SINGAPORE (Reuters) - Bond fund manager Pimco has turned to Australian government bonds and short-term Japanese government debt as it looks not only for yield, but to protect its capital in an uncertain global fixed-income environment.
The U.S. fixed-income house, which until recently managed the world’s largest bond fund, has cut the duration of its portfolio by half in the past year, sought assets across geographies, and gone for bonds that will prove resilient if economic conditions deteriorate.
Duration is the weighted-average maturity of a bond after taking into account all its cash flows.
Michael Thompson, Pimco’s Singapore-based executive vice-president, told Reuters that Pimco’s Income Fund (PONPX.O) invested in Australian bonds for their appealing yields - despite the risk posed by the currency.
“You get the high quality, the room for appreciation and the yield,” Thompson said.
California-based Pimco, full name Pacific Investment Management Co, had assets $9.4 billion under management in the Income Fund at end-April.
Pimco Total Return Fund (PRFAX.O) , which was launched by legendary fund manager Bill Gross, lost its title as the world’s biggest bond mutual fund last month following two years of sustained withdrawals. It had assets of $107.3 billion at the end of May. Gross left Pimco last year.
Pimco believes that it pays to take on some interest rate risk in the current low-yielding but uncertain environment, in which global markets are on tenterhooks waiting for the U.S. Federal Reserve to start raising its rates. Meanwhile, major central banks such as those of the euro zone, China and Japan are still pursuing their own unique forms of quantitative policy easing.
“When expectations are for increases in interest rates to be moderate and well-telegraphed and there is broad agreement about what the forward curve should be, then you want to have low rather than no duration in your portfolio,” said Thompson.
Conservative investors would normally avoid duration risk by going for shorter tenor bonds in a rising rate environment, but that strategy also implies lower returns.
Pimco recommends holding a moderate amount of duration risk, given there is fair amount of consensus about the trajectory for yields.
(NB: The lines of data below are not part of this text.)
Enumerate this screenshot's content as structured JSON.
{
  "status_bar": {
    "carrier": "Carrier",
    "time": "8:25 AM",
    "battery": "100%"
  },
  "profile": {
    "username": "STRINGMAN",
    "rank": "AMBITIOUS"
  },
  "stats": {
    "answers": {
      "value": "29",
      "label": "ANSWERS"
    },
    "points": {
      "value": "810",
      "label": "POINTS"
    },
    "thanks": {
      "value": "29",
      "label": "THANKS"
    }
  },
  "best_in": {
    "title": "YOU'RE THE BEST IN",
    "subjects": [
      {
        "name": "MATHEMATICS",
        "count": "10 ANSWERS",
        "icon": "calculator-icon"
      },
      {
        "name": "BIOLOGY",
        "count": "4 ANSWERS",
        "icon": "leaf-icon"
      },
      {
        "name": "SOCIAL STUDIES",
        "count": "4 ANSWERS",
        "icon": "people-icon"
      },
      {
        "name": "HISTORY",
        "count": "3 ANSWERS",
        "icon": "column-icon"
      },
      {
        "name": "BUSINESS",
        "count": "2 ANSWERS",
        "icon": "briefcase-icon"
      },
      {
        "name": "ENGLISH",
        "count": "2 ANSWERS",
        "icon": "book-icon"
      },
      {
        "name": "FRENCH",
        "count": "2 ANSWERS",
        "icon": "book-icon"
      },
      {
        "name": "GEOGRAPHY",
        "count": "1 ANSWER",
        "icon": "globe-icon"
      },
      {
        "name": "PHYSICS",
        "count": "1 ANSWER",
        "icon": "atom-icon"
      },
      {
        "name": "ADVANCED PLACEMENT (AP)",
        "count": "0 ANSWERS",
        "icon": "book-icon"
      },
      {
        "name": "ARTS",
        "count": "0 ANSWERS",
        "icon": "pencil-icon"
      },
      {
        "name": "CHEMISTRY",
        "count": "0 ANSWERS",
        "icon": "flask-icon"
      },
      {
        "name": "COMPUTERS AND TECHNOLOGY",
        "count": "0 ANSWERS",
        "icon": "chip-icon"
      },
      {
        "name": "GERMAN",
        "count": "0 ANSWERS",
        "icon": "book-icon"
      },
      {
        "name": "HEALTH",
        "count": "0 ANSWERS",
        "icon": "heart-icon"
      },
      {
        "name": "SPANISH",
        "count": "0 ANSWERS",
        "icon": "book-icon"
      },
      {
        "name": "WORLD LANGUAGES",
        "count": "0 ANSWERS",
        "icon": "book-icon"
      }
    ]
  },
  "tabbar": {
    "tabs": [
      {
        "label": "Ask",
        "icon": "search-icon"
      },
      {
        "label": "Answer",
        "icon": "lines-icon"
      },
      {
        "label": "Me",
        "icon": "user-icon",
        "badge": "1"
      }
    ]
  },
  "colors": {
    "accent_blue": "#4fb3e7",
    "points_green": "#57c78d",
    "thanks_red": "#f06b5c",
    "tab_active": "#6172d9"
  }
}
Current duration on its Income Fund is 2.4 years.
Emerging markets comprise 35 percent of Pimco Income Fund , with another 27 percent allocated to the mortgage sector.
Pimco product manager Paul Reisz said the fund was also holding short-duration Japanese government bills which, though low-yielding, offered a good return when swapped into dollars.
“When you hedge them back to the U.S. dollar, you can pick up an additional 20 to 40 basis points,” said Reisz.
The best opportunities for interest income, such as mortgage backed securities or lower-rated bonds issued by banks, were outside Asia. Yet the bond fund is positive on Asian corporate debt because yields in that asset class have been less compressed during the past few years of quantitative easing.
Pimco is however selective in India and Indonesia because bonds there have mostly priced in the optimism over growth and reforms promised by new governments.
It is underweight Thailand and Malaysia’s local debt, believing neither market adequately compensates investors for the risks they face from low oil prices and sagging growth momentum.
Editing by Eric Meijer